Partitioning of the plasma membrane Ca2+-ATPase into lipid rafts in primary neurons: effects of cholesterol depletion
Article first published online: 5 FEB 2007
Journal of Neurochemistry
Volume 102, Issue 2, pages 378–388, July 2007
How to Cite
Jiang, L., Fernandes, D., Mehta, N., Bean, J. L., Michaelis, M. L. and Zaidi, A. (2007), Partitioning of the plasma membrane Ca2+-ATPase into lipid rafts in primary neurons: effects of cholesterol depletion. Journal of Neurochemistry, 102: 378–388. doi: 10.1111/j.1471-4159.2007.04480.x
- Issue published online: 5 FEB 2007
- Article first published online: 5 FEB 2007
- Received November 3, 2006; revised manuscript received January 5, 2007; accepted January 19, 2007.
- lipid rafts;
- plasma membrane Ca2+-ATPase
Spatial and temporal alterations in intracellular calcium [Ca2+]i play a pivotal role in a wide array of neuronal functions. Disruption in Ca2+ homeostasis has been implicated in the decline in neuronal function in brain aging and in neurodegenerative disorders. The plasma membrane Ca2+-ATPase (PMCA) is a high affinity Ca2+ transporter that plays a crucial role in the termination of [Ca2+]i signals and in the maintenance of low [Ca2+]i essential for signaling. Recent evidence indicates that PMCA is uniquely sensitive to its lipid environment and is stimulated by lipids with ordered acyl chains. Here we show that both PMCA and its activator calmodulin (CaM) are partitioned into liquid-ordered, cholesterol-rich plasma membrane microdomains or ‘lipid rafts’ in primary cultured neurons. Association of PMCA with rafts was demonstrated in preparations isolated by sucrose density gradient centrifugation and in intact neurons by confocal microscopy. Total raft-associated PMCA activity was much higher than the PMCA activity excluded from these microdomains. Depletion of cellular cholesterol dramatically inhibited the activity of the raft-associated PMCA with no effect on the activity of the non-raft pool.
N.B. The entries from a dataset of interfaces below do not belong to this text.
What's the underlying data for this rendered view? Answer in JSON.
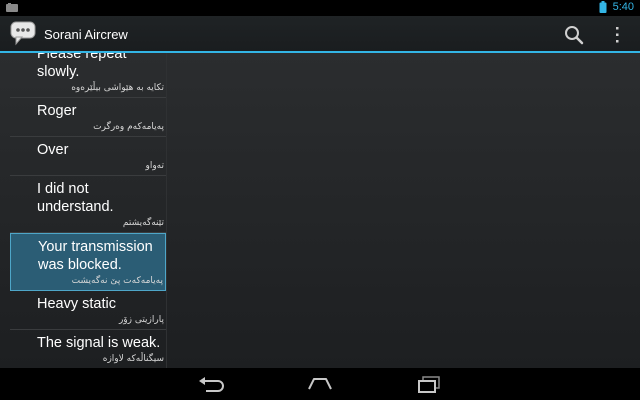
{
  "status_bar": {
    "time": "5:40",
    "icons": [
      "notification-icon",
      "battery-icon"
    ],
    "accent_color": "#33b5e5"
  },
  "action_bar": {
    "title": "Sorani Aircrew",
    "app_icon": "speech-bubbles-icon",
    "actions": [
      "search-icon",
      "overflow-menu-icon"
    ]
  },
  "phrases": [
    {
      "english": "Please repeat\nslowly.",
      "sorani": "تکایە بە هێواشی بیڵێرەوە"
    },
    {
      "english": "Roger",
      "sorani": "پەیامەکەم وەرگرت"
    },
    {
      "english": "Over",
      "sorani": "تەواو"
    },
    {
      "english": "I did not\nunderstand.",
      "sorani": "تێنەگەیشتم"
    },
    {
      "english": "Your transmission\nwas blocked.",
      "sorani": "پەیامەکەت پێ نەگەیشت",
      "selected": true
    },
    {
      "english": "Heavy static",
      "sorani": "پارازیتی زۆر"
    },
    {
      "english": "The signal is weak.",
      "sorani": "سیگناڵەکە لاوازە"
    }
  ],
  "nav_bar": {
    "buttons": [
      "back-icon",
      "home-icon",
      "recent-apps-icon"
    ]
  }
}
We propose that association of PMCA with rafts represents a novel mechanism for its regulation and, consequently, of Ca2+ signaling in the central nervous system.